- [About this task]: Every single entry that follows must be copied exactly.

- [Input for this task]:
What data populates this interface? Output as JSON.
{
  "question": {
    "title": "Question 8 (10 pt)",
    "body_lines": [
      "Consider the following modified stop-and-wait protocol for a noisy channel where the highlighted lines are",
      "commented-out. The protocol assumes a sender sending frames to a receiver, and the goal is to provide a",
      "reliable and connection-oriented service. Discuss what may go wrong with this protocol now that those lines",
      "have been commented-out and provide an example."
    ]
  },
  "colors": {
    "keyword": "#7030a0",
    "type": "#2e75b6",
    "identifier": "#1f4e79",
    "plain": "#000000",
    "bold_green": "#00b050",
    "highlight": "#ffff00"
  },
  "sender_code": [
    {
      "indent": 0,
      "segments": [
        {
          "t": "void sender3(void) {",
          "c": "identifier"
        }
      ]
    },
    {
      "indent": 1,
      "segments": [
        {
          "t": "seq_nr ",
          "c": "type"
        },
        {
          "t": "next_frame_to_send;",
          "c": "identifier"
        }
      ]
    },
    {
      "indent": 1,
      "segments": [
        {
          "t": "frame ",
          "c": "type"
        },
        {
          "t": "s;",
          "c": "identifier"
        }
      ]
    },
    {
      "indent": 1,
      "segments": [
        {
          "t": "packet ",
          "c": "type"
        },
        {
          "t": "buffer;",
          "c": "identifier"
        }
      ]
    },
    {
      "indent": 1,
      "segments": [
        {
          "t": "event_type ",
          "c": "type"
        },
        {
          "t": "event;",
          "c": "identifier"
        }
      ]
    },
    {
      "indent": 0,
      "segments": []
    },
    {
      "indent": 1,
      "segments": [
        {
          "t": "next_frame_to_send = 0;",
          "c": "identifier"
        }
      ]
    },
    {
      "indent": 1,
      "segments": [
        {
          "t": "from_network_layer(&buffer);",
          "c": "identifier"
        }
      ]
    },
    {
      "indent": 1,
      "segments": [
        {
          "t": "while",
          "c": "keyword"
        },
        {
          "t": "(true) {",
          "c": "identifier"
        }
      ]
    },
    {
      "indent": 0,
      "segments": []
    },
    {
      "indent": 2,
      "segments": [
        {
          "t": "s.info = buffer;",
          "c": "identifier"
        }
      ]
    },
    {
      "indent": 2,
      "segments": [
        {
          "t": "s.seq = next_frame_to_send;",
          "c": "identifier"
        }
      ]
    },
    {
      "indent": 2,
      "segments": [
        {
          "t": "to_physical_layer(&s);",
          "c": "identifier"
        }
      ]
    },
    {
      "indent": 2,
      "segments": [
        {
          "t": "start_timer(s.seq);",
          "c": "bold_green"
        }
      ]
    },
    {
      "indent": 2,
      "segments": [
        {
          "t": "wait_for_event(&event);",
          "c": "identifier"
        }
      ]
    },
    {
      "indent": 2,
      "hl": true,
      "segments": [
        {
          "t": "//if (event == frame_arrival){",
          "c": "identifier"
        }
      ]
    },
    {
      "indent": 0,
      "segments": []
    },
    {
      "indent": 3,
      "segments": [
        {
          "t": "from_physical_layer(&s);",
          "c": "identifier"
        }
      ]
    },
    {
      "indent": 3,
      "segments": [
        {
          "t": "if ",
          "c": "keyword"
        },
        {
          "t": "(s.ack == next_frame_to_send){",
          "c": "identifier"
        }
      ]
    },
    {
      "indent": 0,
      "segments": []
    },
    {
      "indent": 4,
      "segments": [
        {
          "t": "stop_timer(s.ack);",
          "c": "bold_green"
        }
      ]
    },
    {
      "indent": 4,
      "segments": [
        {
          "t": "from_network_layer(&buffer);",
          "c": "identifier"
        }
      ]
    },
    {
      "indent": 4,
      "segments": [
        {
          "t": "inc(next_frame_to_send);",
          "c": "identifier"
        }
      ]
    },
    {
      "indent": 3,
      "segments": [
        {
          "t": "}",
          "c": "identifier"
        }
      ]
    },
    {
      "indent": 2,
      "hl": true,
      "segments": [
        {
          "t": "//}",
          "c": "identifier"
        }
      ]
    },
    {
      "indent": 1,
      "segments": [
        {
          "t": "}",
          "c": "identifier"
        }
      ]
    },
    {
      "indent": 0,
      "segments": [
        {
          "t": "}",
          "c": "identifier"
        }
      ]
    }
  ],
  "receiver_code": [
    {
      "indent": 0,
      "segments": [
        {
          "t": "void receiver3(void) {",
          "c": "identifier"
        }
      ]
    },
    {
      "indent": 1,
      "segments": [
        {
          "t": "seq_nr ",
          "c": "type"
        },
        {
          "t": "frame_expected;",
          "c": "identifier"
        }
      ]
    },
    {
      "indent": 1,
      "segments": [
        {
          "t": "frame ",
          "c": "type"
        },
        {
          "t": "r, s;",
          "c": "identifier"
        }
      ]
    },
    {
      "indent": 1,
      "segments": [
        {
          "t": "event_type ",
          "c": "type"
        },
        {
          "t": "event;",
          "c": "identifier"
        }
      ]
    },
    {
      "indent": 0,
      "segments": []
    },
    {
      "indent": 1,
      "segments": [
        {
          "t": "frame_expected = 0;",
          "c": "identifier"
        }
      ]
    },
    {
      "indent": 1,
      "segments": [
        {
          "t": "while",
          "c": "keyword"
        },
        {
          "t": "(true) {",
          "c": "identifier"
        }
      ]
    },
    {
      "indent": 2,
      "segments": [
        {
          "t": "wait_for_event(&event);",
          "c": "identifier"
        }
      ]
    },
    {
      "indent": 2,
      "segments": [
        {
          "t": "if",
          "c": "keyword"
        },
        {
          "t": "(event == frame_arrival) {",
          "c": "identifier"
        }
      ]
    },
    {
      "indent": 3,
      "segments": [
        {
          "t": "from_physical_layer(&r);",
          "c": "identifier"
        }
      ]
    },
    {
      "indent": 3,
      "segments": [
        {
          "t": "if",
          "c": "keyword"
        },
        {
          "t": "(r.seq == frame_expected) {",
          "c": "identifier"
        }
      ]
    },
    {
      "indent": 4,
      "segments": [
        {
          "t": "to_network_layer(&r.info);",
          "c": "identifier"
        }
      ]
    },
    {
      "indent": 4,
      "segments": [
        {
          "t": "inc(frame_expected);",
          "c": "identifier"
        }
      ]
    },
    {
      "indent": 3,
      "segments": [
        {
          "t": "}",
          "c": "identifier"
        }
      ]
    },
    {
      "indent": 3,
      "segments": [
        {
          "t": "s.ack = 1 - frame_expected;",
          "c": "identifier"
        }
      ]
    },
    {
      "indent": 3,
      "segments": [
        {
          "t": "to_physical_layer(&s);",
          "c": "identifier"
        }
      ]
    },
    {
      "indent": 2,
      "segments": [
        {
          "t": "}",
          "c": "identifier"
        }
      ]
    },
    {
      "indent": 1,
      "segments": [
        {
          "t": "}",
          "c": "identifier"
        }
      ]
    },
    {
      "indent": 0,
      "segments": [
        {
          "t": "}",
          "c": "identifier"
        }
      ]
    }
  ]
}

- [Your response]:
What data populates this interface? Output as JSON.
{
  "question": {
    "title": "Question 8 (10 pt)",
    "body_lines": [
      "Consider the following modified stop-and-wait protocol for a noisy channel where the highlighted lines are",
      "commented-out. The protocol assumes a sender sending frames to a receiver, and the goal is to provide a",
      "reliable and connection-oriented service. Discuss what may go wrong with this protocol now that those lines",
      "have been commented-out and provide an example."
    ]
  },
  "colors": {
    "keyword": "#7030a0",
    "type": "#2e75b6",
    "identifier": "#1f4e79",
    "plain": "#000000",
    "bold_green": "#00b050",
    "highlight": "#ffff00"
  },
  "sender_code": [
    {
      "indent": 0,
      "segments": [
        {
          "t": "void sender3(void) {",
          "c": "identifier"
        }
      ]
    },
    {
      "indent": 1,
      "segments": [
        {
          "t": "seq_nr ",
          "c": "type"
        },
        {
          "t": "next_frame_to_send;",
          "c": "identifier"
        }
      ]
    },
    {
      "indent": 1,
      "segments": [
        {
          "t": "frame ",
          "c": "type"
        },
        {
          "t": "s;",
          "c": "identifier"
        }
      ]
    },
    {
      "indent": 1,
      "segments": [
        {
          "t": "packet ",
          "c": "type"
        },
        {
          "t": "buffer;",
          "c": "identifier"
        }
      ]
    },
    {
      "indent": 1,
      "segments": [
        {
          "t": "event_type ",
          "c": "type"
        },
        {
          "t": "event;",
          "c": "identifier"
        }
      ]
    },
    {
      "indent": 0,
      "segments": []
    },
    {
      "indent": 1,
      "segments": [
        {
          "t": "next_frame_to_send = 0;",
          "c": "identifier"
        }
      ]
    },
    {
      "indent": 1,
      "segments": [
        {
          "t": "from_network_layer(&buffer);",
          "c": "identifier"
        }
      ]
    },
    {
      "indent": 1,
      "segments": [
        {
          "t": "while",
          "c": "keyword"
        },
        {
          "t": "(true) {",
          "c": "identifier"
        }
      ]
    },
    {
      "indent": 0,
      "segments": []
    },
    {
      "indent": 2,
      "segments": [
        {
          "t": "s.info = buffer;",
          "c": "identifier"
        }
      ]
    },
    {
      "indent": 2,
      "segments": [
        {
          "t": "s.seq = next_frame_to_send;",
          "c": "identifier"
        }
      ]
    },
    {
      "indent": 2,
      "segments": [
        {
          "t": "to_physical_layer(&s);",
          "c": "identifier"
        }
      ]
    },
    {
      "indent": 2,
      "segments": [
        {
          "t": "start_timer(s.seq);",
          "c": "bold_green"
        }
      ]
    },
    {
      "indent": 2,
      "segments": [
        {
          "t": "wait_for_event(&event);",
          "c": "identifier"
        }
      ]
    },
    {
      "indent": 2,
      "hl": true,
      "segments": [
        {
          "t": "//if (event == frame_arrival){",
          "c": "identifier"
        }
      ]
    },
    {
      "indent": 0,
      "segments": []
    },
    {
      "indent": 3,
      "segments": [
        {
          "t": "from_physical_layer(&s);",
          "c": "identifier"
        }
      ]
    },
    {
      "indent": 3,
      "segments": [
        {
          "t": "if ",
          "c": "keyword"
        },
        {
          "t": "(s.ack == next_frame_to_send){",
          "c": "identifier"
        }
      ]
    },
    {
      "indent": 0,
      "segments": []
    },
    {
      "indent": 4,
      "segments": [
        {
          "t": "stop_timer(s.ack);",
          "c": "bold_green"
        }
      ]
    },
    {
      "indent": 4,
      "segments": [
        {
          "t": "from_network_layer(&buffer);",
          "c": "identifier"
        }
      ]
    },
    {
      "indent": 4,
      "segments": [
        {
          "t": "inc(next_frame_to_send);",
          "c": "identifier"
        }
      ]
    },
    {
      "indent": 3,
      "segments": [
        {
          "t": "}",
          "c": "identifier"
        }
      ]
    },
    {
      "indent": 2,
      "hl": true,
      "segments": [
        {
          "t": "//}",
          "c": "identifier"
        }
      ]
    },
    {
      "indent": 1,
      "segments": [
        {
          "t": "}",
          "c": "identifier"
        }
      ]
    },
    {
      "indent": 0,
      "segments": [
        {
          "t": "}",
          "c": "identifier"
        }
      ]
    }
  ],
  "receiver_code": [
    {
      "indent": 0,
      "segments": [
        {
          "t": "void receiver3(void) {",
          "c": "identifier"
        }
      ]
    },
    {
      "indent": 1,
      "segments": [
        {
          "t": "seq_nr ",
          "c": "type"
        },
        {
          "t": "frame_expected;",
          "c": "identifier"
        }
      ]
    },
    {
      "indent": 1,
      "segments": [
        {
          "t": "frame ",
          "c": "type"
        },
        {
          "t": "r, s;",
          "c": "identifier"
        }
      ]
    },
    {
      "indent": 1,
      "segments": [
        {
          "t": "event_type ",
          "c": "type"
        },
        {
          "t": "event;",
          "c": "identifier"
        }
      ]
    },
    {
      "indent": 0,
      "segments": []
    },
    {
      "indent": 1,
      "segments": [
        {
          "t": "frame_expected = 0;",
          "c": "identifier"
        }
      ]
    },
    {
      "indent": 1,
      "segments": [
        {
          "t": "while",
          "c": "keyword"
        },
        {
          "t": "(true) {",
          "c": "identifier"
        }
      ]
    },
    {
      "indent": 2,
      "segments": [
        {
          "t": "wait_for_event(&event);",
          "c": "identifier"
        }
      ]
    },
    {
      "indent": 2,
      "segments": [
        {
          "t": "if",
          "c": "keyword"
        },
        {
          "t": "(event == frame_arrival) {",
          "c": "identifier"
        }
      ]
    },
    {
      "indent": 3,
      "segments": [
        {
          "t": "from_physical_layer(&r);",
          "c": "identifier"
        }
      ]
    },
    {
      "indent": 3,
      "segments": [
        {
          "t": "if",
          "c": "keyword"
        },
        {
          "t": "(r.seq == frame_expected) {",
          "c": "identifier"
        }
      ]
    },
    {
      "indent": 4,
      "segments": [
        {
          "t": "to_network_layer(&r.info);",
          "c": "identifier"
        }
      ]
    },
    {
      "indent": 4,
      "segments": [
        {
          "t": "inc(frame_expected);",
          "c": "identifier"
        }
      ]
    },
    {
      "indent": 3,
      "segments": [
        {
          "t": "}",
          "c": "identifier"
        }
      ]
    },
    {
      "indent": 3,
      "segments": [
        {
          "t": "s.ack = 1 - frame_expected;",
          "c": "identifier"
        }
      ]
    },
    {
      "indent": 3,
      "segments": [
        {
          "t": "to_physical_layer(&s);",
          "c": "identifier"
        }
      ]
    },
    {
      "indent": 2,
      "segments": [
        {
          "t": "}",
          "c": "identifier"
        }
      ]
    },
    {
      "indent": 1,
      "segments": [
        {
          "t": "}",
          "c": "identifier"
        }
      ]
    },
    {
      "indent": 0,
      "segments": [
        {
          "t": "}",
          "c": "identifier"
        }
      ]
    }
  ]
}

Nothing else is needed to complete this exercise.